Data records:
+---+

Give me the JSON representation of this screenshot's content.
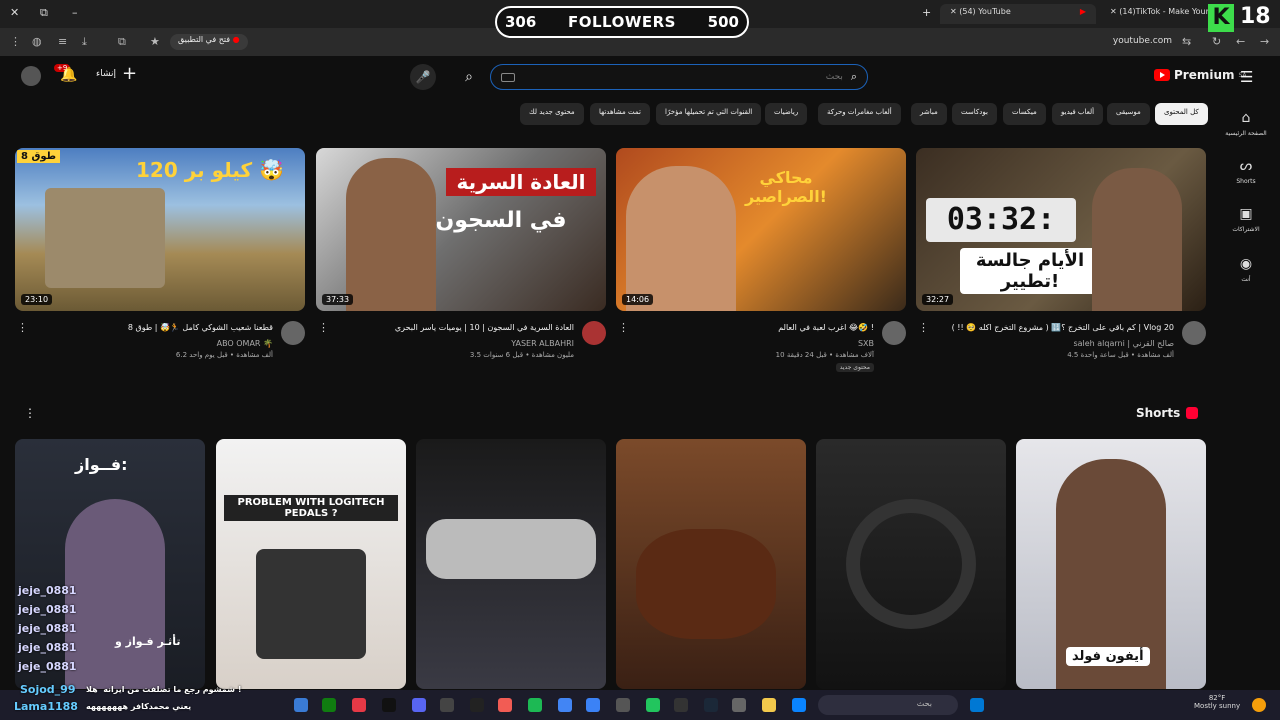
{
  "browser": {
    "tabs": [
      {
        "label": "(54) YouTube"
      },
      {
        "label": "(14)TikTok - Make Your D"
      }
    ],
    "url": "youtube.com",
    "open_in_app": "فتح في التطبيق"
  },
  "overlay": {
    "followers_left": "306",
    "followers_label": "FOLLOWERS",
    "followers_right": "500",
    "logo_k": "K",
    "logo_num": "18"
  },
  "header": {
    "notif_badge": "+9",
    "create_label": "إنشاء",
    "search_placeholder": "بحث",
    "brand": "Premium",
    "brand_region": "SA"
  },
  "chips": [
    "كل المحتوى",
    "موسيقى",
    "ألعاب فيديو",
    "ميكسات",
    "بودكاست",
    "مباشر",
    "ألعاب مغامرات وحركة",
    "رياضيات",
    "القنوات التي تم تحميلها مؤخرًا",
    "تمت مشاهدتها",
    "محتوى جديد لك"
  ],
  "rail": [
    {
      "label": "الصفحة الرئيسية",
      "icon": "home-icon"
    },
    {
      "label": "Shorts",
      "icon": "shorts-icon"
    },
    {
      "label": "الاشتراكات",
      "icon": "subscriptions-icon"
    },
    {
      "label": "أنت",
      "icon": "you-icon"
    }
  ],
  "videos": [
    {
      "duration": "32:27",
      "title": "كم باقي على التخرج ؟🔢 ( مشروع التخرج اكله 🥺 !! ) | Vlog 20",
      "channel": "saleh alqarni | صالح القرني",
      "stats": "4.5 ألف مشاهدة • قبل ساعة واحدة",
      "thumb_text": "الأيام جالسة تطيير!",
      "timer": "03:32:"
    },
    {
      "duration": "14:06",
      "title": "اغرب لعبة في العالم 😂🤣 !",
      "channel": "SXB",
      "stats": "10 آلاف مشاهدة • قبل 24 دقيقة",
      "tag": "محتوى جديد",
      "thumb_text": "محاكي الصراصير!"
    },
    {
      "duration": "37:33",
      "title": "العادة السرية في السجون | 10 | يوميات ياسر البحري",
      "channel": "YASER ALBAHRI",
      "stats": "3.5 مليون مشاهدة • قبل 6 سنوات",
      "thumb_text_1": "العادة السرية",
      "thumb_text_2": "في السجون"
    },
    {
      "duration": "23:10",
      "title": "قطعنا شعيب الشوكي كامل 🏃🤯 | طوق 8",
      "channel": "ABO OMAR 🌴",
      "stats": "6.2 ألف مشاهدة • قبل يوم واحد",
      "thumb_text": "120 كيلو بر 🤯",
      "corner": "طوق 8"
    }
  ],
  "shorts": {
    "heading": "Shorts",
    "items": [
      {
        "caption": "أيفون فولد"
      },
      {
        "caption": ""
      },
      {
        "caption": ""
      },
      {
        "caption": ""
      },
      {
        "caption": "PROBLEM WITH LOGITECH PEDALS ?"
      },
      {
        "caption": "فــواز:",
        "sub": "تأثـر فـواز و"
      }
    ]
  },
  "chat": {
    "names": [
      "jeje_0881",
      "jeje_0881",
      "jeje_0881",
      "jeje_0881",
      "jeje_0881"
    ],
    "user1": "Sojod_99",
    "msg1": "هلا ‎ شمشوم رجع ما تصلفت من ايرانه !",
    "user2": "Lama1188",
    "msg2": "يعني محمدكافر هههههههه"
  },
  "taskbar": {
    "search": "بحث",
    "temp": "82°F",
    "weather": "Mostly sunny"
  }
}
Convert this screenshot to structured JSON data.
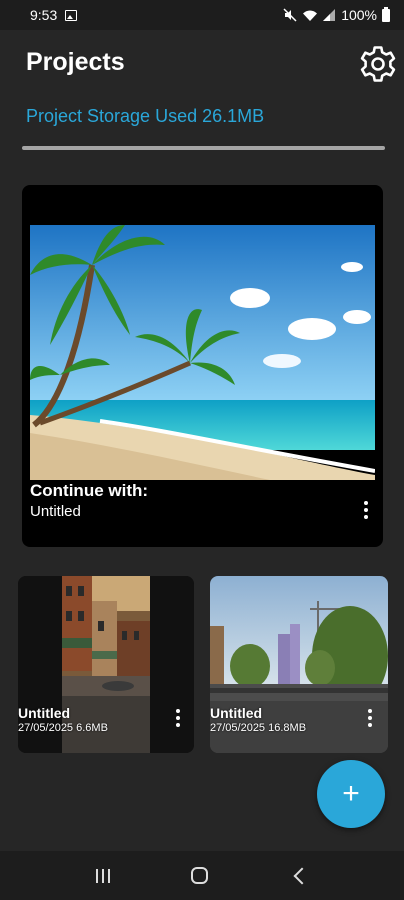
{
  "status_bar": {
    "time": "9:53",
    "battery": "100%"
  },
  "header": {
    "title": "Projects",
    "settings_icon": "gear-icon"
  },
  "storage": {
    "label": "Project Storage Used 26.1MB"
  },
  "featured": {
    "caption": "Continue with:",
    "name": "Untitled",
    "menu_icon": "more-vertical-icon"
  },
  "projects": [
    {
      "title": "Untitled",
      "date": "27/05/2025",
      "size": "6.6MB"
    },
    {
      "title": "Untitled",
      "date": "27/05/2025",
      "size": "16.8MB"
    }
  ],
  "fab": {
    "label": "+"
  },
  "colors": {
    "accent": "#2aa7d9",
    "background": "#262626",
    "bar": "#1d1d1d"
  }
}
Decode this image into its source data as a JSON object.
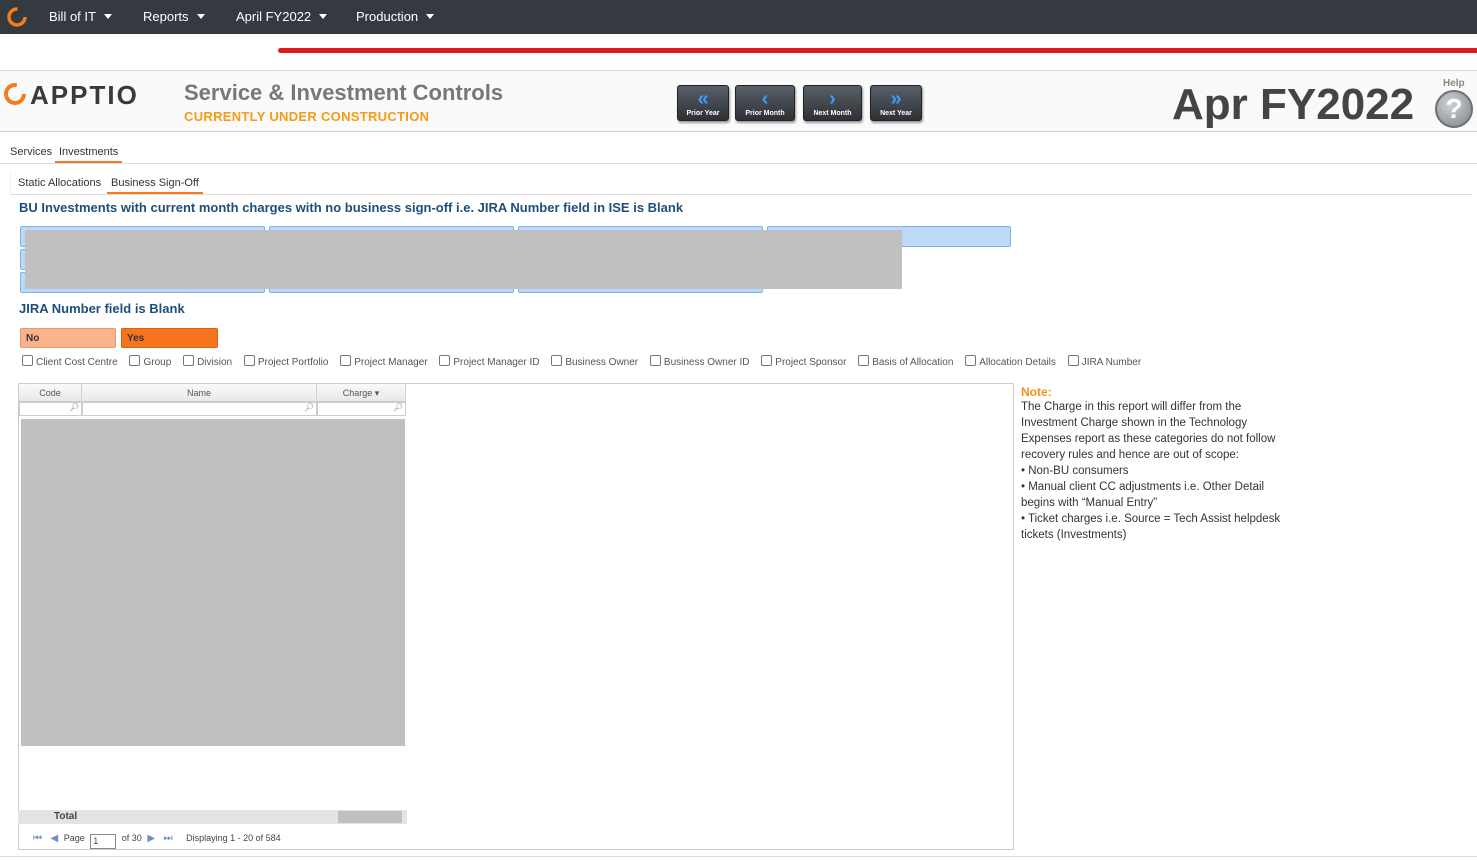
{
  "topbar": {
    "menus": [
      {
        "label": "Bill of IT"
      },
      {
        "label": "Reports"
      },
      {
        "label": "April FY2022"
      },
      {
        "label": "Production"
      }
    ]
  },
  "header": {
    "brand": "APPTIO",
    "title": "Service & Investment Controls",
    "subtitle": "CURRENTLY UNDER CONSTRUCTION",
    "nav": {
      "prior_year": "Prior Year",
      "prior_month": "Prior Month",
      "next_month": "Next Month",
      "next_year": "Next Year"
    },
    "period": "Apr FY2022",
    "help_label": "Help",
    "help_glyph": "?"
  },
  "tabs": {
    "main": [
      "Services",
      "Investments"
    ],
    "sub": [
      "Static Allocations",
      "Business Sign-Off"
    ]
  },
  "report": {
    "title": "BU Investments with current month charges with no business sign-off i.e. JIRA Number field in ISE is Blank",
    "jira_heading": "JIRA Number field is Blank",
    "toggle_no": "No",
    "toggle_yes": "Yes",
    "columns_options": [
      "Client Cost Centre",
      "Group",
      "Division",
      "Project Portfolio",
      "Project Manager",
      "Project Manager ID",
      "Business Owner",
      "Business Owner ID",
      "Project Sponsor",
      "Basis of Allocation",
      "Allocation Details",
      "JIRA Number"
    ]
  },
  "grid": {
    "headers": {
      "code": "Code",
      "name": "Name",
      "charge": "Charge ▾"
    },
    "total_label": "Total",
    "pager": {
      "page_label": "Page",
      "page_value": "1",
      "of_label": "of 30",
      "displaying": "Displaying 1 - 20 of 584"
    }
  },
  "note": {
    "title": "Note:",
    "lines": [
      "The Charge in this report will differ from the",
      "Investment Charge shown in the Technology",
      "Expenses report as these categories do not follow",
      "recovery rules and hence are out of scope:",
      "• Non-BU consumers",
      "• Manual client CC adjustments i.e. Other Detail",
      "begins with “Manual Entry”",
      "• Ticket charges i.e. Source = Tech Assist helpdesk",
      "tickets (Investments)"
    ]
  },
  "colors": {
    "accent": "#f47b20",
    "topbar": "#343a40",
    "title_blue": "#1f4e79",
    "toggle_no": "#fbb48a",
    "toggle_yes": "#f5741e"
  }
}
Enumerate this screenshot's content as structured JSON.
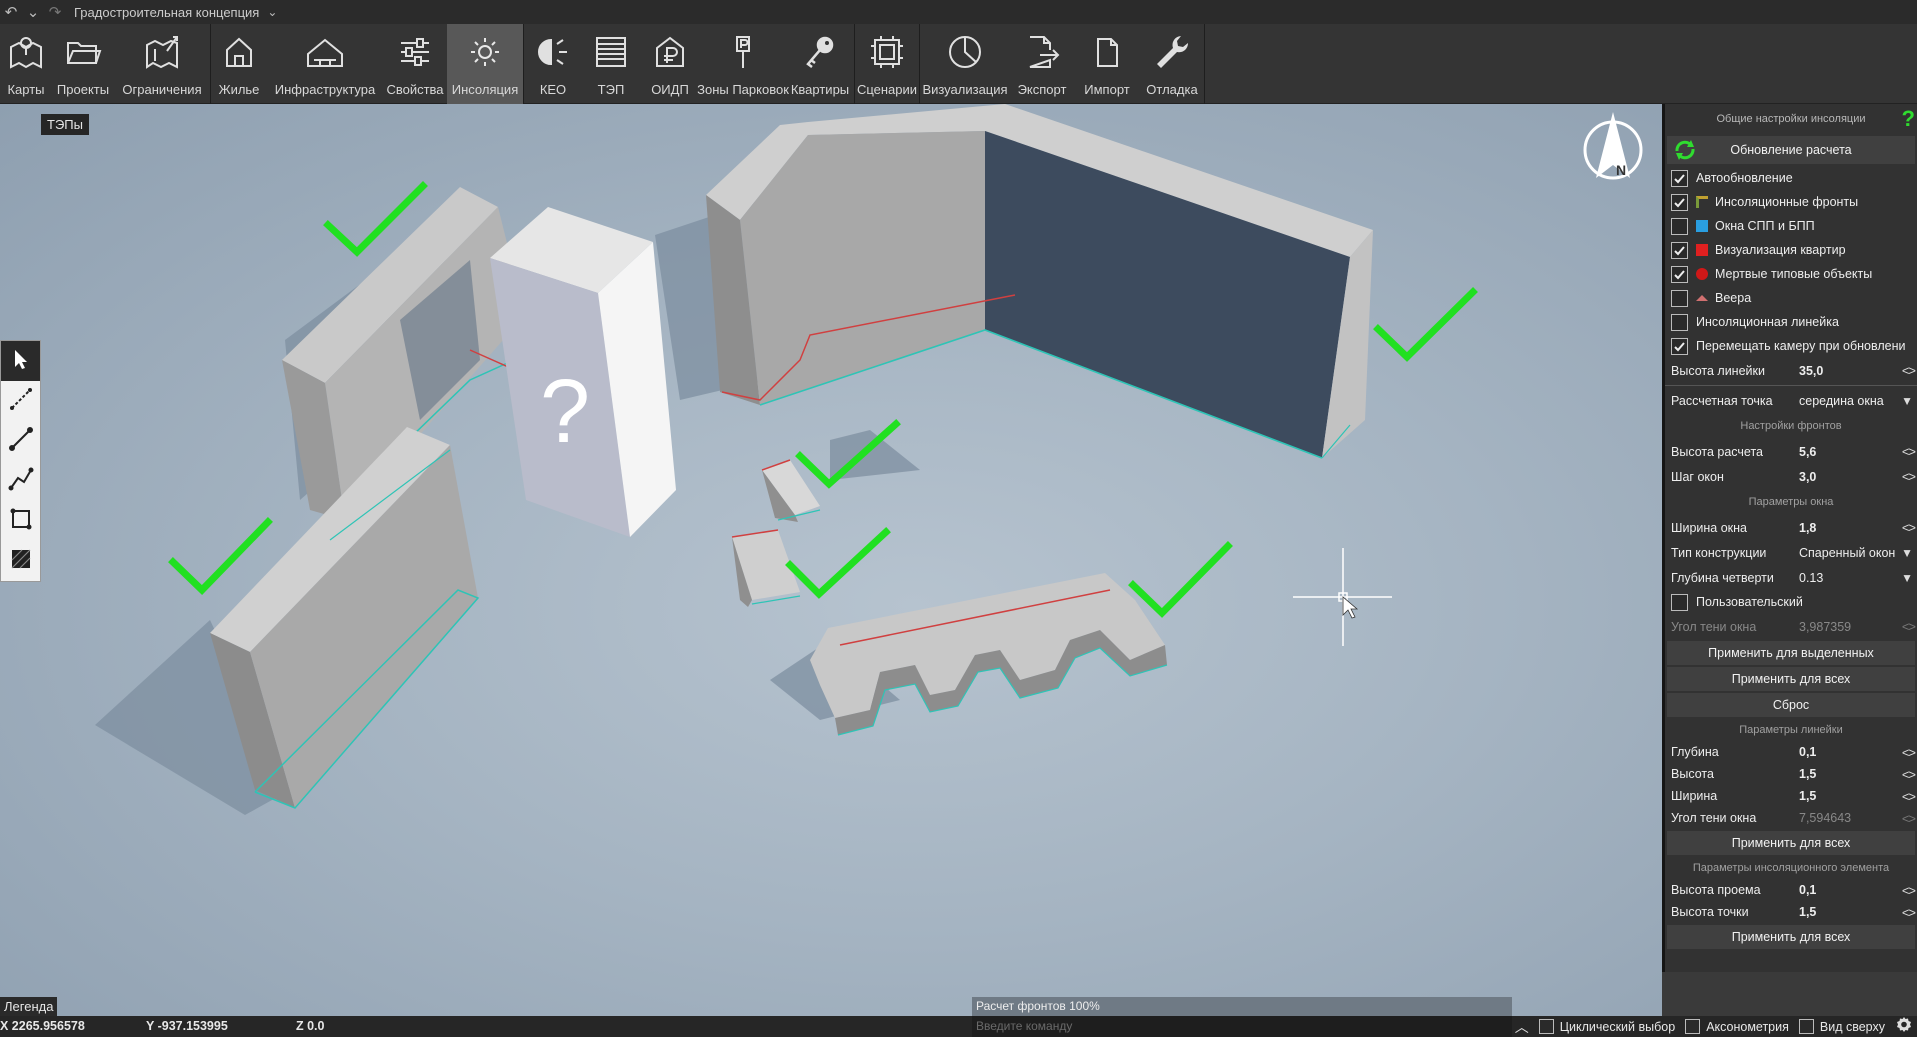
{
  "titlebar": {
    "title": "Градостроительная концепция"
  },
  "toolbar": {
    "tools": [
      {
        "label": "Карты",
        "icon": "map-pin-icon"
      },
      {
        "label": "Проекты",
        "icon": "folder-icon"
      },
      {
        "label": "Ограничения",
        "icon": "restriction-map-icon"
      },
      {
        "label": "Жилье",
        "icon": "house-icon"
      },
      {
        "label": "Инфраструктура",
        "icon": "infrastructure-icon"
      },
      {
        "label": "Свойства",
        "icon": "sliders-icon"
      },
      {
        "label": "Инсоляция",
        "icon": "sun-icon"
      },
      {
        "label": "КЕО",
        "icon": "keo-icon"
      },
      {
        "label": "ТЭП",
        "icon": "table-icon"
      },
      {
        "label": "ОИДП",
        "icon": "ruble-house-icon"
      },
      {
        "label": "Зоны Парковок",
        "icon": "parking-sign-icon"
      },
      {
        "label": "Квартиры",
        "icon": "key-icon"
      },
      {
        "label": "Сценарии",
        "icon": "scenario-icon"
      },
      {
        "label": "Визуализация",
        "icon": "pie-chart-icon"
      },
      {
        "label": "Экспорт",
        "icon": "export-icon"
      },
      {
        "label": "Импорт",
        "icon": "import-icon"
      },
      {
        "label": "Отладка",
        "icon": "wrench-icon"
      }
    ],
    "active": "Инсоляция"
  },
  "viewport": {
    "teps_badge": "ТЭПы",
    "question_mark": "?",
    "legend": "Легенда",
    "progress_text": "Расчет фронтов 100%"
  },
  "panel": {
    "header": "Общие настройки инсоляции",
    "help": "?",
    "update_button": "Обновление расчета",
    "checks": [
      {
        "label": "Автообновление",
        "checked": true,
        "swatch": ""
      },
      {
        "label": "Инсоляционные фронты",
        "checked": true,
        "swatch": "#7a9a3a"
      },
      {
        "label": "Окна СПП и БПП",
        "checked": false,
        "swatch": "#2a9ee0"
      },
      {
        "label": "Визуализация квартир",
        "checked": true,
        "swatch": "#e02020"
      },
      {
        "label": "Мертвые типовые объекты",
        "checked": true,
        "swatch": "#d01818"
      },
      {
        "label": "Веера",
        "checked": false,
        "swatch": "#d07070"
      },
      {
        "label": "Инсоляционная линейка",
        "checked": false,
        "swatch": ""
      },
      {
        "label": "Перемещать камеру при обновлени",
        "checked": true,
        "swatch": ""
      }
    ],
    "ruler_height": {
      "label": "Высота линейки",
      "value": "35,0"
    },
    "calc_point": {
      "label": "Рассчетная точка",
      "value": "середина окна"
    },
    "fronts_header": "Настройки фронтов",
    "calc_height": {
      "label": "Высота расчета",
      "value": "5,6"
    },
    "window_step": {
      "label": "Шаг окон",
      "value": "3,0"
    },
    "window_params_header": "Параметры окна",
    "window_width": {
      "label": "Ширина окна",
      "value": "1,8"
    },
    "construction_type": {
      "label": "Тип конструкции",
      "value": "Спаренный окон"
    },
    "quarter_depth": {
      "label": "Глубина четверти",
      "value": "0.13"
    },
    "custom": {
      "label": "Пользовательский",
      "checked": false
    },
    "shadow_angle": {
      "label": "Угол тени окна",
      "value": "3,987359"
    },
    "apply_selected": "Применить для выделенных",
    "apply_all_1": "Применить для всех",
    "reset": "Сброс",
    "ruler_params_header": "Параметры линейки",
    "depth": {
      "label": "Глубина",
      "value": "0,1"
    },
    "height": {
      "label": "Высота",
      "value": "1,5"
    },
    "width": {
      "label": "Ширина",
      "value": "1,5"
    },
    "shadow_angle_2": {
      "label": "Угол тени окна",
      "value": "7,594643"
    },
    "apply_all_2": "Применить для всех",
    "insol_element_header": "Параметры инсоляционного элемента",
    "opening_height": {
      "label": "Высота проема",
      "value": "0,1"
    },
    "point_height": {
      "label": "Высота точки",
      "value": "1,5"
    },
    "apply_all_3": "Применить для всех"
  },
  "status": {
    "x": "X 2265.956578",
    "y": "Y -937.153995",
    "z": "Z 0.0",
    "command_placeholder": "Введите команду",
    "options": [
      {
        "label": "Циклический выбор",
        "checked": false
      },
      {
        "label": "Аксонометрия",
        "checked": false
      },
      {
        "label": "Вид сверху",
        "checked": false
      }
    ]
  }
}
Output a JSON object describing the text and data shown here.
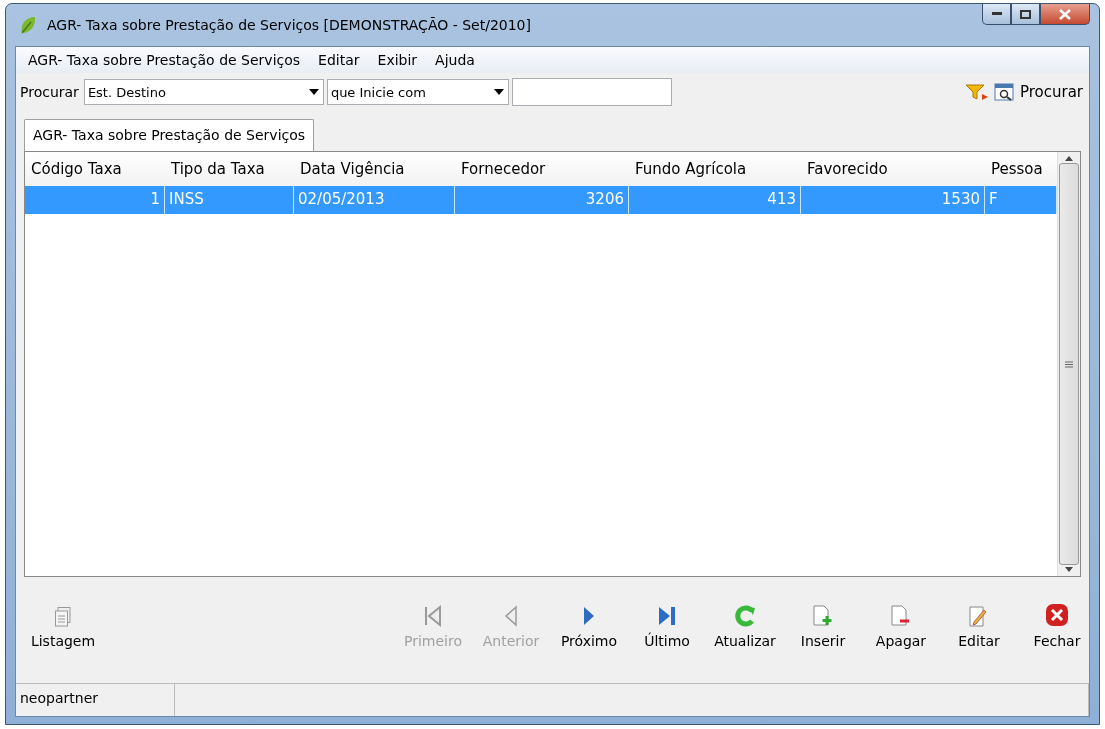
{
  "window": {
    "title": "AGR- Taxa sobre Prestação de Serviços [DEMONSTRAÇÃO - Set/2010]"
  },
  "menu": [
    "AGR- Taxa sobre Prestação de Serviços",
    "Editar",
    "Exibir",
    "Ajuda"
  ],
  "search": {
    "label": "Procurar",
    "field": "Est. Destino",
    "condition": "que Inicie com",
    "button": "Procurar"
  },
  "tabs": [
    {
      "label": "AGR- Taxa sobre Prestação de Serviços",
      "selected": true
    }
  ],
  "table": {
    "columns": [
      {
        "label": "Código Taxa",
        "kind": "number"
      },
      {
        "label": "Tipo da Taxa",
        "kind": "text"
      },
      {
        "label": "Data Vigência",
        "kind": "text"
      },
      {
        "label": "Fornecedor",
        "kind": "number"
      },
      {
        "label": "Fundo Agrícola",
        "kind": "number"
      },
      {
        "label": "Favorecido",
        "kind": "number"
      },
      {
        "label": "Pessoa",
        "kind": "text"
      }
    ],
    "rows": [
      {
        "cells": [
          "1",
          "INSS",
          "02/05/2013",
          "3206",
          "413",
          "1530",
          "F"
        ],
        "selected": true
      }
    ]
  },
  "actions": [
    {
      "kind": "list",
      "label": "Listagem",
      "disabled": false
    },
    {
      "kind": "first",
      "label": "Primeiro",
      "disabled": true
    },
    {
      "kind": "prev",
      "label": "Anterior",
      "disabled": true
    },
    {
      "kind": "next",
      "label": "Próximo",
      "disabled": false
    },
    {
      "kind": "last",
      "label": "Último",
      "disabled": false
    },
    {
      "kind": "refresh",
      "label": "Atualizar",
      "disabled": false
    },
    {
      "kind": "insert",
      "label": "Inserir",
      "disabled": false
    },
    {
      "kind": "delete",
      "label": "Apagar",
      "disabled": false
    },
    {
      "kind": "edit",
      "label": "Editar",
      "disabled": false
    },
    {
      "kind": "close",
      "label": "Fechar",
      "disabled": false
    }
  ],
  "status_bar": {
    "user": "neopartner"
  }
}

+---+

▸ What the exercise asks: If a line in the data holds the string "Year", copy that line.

▸ Final answer:
      "prior_year": "Prior Year",
      "next_year": "Next Year"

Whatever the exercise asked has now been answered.